Materials and Methods: Six seven days old piglets were used in the experiment. In the lower thoracic region in three levels on the left side the paraspinal muscles were infiltrated with botulinum toxin type B. It was used 10 units of Botox® on each level, a total of 30 units were used on each animal. It was taken care to infiltrate the different small muscles as the toxin does not spread readily to adjacent muscles. The pigs were then left for normal care and development. They all were assessed at four weeks intervals until they were sacrificed three months after initial injection. x-ray were then taken of the spine.

Results: During the follow-up there were no visible changes in the alignment of the spine. The piglets developed normally. On x-ray there were no signs of developmental disturbances and we did not see any signs of scoliotic development. If anything, there was the development of a long curvature in the thoracic spine. On examination there was clear atrophy of the segmental muscles in the injected regions.

Discussion: This experiment suggests that the development of the spine is not guided by either the presence or absence of muscle activation.
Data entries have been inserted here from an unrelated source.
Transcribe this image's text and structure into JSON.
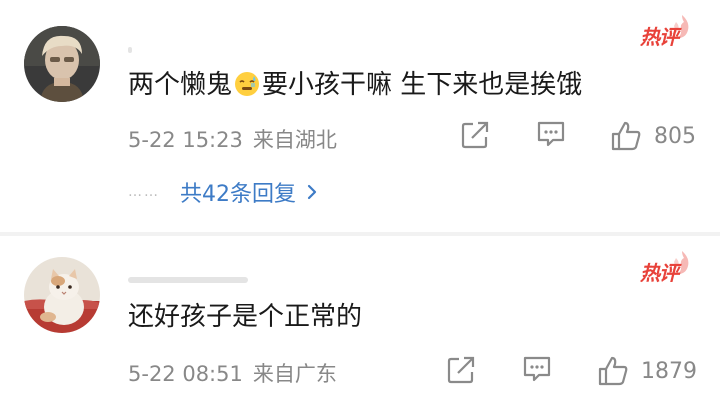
{
  "comments": [
    {
      "text_parts": [
        "两个懒鬼",
        "要小孩干嘛 生下来也是挨饿"
      ],
      "emoji": "sweat-face-icon",
      "hot_label": "热评",
      "date": "5-22 15:23",
      "location": "来自湖北",
      "likes": "805",
      "thread_dots": "……",
      "replies_label": "共42条回复"
    },
    {
      "text": "还好孩子是个正常的",
      "hot_label": "热评",
      "date": "5-22 08:51",
      "location": "来自广东",
      "likes": "1879"
    }
  ],
  "colors": {
    "hot": "#e8423a",
    "link": "#3d7bc6",
    "meta": "#888888",
    "text": "#1a1a1a"
  }
}
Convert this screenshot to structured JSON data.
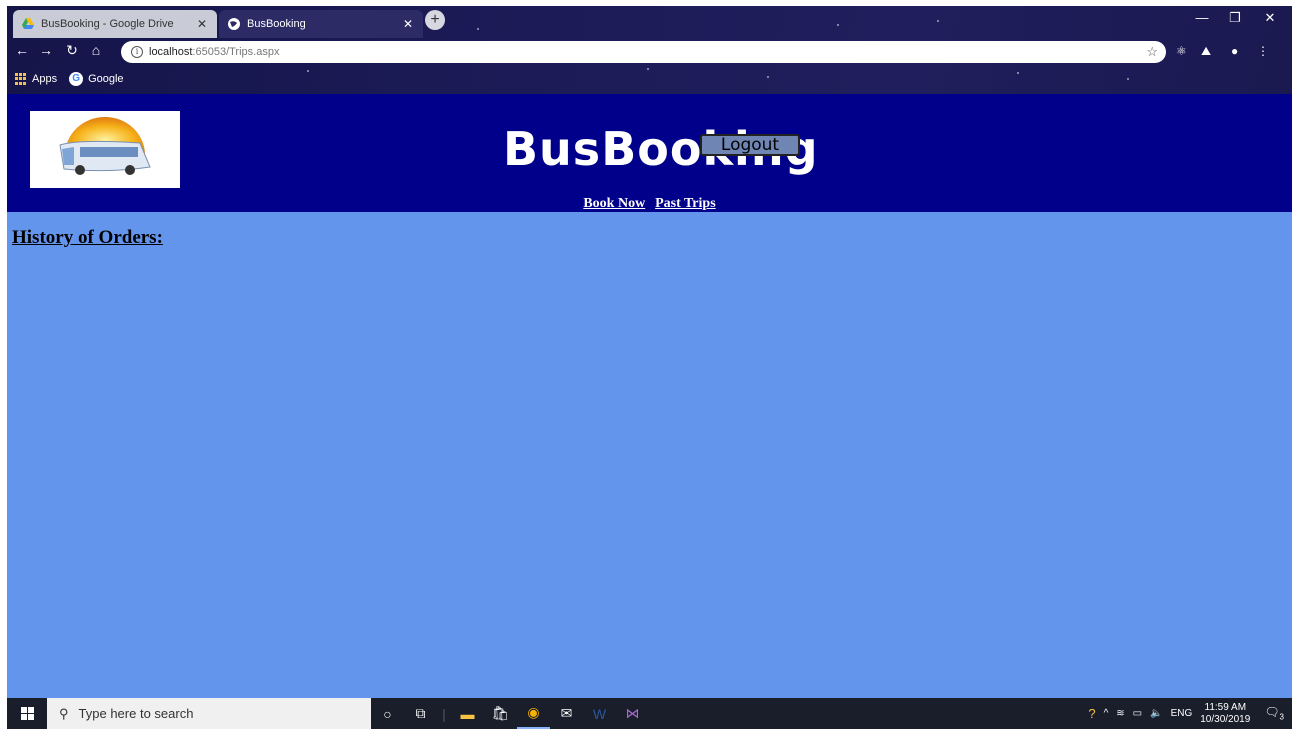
{
  "browser": {
    "tabs": [
      {
        "title": "BusBooking - Google Drive",
        "icon": "google-drive-icon"
      },
      {
        "title": "BusBooking",
        "icon": "globe-icon"
      }
    ],
    "address": {
      "host": "localhost",
      "rest": ":65053/Trips.aspx"
    },
    "bookmarks": [
      {
        "label": "Apps",
        "icon": "apps-grid-icon"
      },
      {
        "label": "Google",
        "icon": "google-icon"
      }
    ]
  },
  "site": {
    "title": "BusBooking",
    "logout_label": "Logout",
    "nav": [
      {
        "label": "Book Now"
      },
      {
        "label": "Past Trips"
      }
    ],
    "section_heading": "History of Orders:"
  },
  "taskbar": {
    "search_placeholder": "Type here to search",
    "language": "ENG",
    "time": "11:59 AM",
    "date": "10/30/2019",
    "notification_count": "3"
  },
  "colors": {
    "header_bg": "#00008b",
    "page_bg": "#6495ed"
  }
}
The dose of Botox® applied to these small muscles should be more than adequate to stop nearly all muscle activity. The pig has a rapid growth period from seven days to three months. Any changes caused by muscle activation should have been detected in this period. It could be that the effect on fast growing animals is shorter than three months. Nevertheless we still saw muscle atrophy at time of sacrifice.

Correspondence should be addressed to Jeremy C T Fairbank at The Nuffield Orthopaedic Centre, Windmill Road, Headington, Oxford OX7 7LD, UK